The latest edition of the Inter-American Development Bank’s (IDB) Caribbean Region Quarterly Bulletin was released during the annual Conference on the Economy (COTE) 2017, recently held at the St Augustine campus of the University of the West Indies.
Dr Moises Schwartz, IDB Regional Economic Advisor for the Caribbean, presented the main points in the most recent edition of the Caribbean Region Quarterly Bulletin.
The Caribbean Region Quarterly Bulletin summarises recent economic developments in six countries in the Caribbean – including The Bahamas, Barbados, Guyana, Jamaica, Suriname, and Trinidad and Tobago – as well as identifies specific challenges for the private sector to aid the Caribbean region’s economic growth.
In his remarks, at the COTE 2017 event, Schwartz noted: “All countries in the Caribbean are either already undertaking fiscal consolidation or are expected to embark on it soon. While the short-term focus is often on revenue measures and on reductions in spending for capital investment, deeper and more long-lasting measures will be required of the region’s governments to achieve sustainable fiscal accounts while providing essential services and infrastructure.”
The IDB’s Bulletin notes that there is no shortage of fiscal challenges in the Caribbean. Commodity producers, accustomed to high growth and high revenue, were caught by the slump in commodity prices during the 2008 global financial crisis.
While revenue fell immediately, expenditure only reacted slowly, leading to increases in deficits and debt while economic output contracted.
A lacklustre economic performance in tourism-dependent countries, combined with high and rigid government spending, has led to a steady build-up of debt and interest payments.
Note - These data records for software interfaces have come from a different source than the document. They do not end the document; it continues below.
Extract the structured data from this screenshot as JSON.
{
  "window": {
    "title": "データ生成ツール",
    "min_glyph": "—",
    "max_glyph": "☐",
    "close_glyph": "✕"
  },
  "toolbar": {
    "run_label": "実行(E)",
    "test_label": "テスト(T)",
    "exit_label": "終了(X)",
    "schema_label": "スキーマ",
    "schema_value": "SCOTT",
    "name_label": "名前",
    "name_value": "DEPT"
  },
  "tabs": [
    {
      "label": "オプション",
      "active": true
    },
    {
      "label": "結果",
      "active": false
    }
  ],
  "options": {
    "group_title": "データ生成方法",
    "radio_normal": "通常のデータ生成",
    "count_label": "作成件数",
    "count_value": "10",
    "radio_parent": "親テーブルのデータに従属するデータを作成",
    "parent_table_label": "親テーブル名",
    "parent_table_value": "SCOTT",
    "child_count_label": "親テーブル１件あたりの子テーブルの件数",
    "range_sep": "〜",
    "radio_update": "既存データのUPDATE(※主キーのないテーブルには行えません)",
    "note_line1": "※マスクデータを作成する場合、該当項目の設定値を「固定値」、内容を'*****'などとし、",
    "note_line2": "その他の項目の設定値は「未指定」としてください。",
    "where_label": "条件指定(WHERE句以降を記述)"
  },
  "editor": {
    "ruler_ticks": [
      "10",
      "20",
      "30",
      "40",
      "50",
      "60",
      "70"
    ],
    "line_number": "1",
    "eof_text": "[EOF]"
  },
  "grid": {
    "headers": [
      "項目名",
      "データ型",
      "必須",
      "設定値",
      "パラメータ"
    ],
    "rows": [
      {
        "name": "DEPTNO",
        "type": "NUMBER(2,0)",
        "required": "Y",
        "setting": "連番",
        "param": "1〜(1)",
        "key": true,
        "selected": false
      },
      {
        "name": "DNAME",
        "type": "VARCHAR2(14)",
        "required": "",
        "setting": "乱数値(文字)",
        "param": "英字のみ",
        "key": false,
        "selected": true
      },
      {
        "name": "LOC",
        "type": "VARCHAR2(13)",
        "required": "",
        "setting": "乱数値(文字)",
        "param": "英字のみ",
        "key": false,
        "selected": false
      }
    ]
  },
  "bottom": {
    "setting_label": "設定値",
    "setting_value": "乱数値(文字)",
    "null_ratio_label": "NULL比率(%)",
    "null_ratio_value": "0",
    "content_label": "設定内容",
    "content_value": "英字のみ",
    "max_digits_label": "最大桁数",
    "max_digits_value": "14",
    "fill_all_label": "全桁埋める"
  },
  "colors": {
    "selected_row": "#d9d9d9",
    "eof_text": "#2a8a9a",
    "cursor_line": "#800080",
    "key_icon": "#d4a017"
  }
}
These policy decisions by several Caribbean governments have increased their macroeconomic vulnerability and have also reduced their fiscal and debt sustainability.
Schwartz further recommended that, “Institutional strengthening would better guide fiscal and economic policies across the Caribbean region.”
Institutions that anchor fiscal policy, such as fiscal rules, offer several advantages, especially in a region that is so vulnerable and prone to external shocks.
Such rules institutionalise a political commitment towards budget discipline, render fiscal policy-making more predictable, and improve the quality of public financial management.
Fiscal rules can also help build up buffers that allow for countercyclical policies when shocks hit the economy.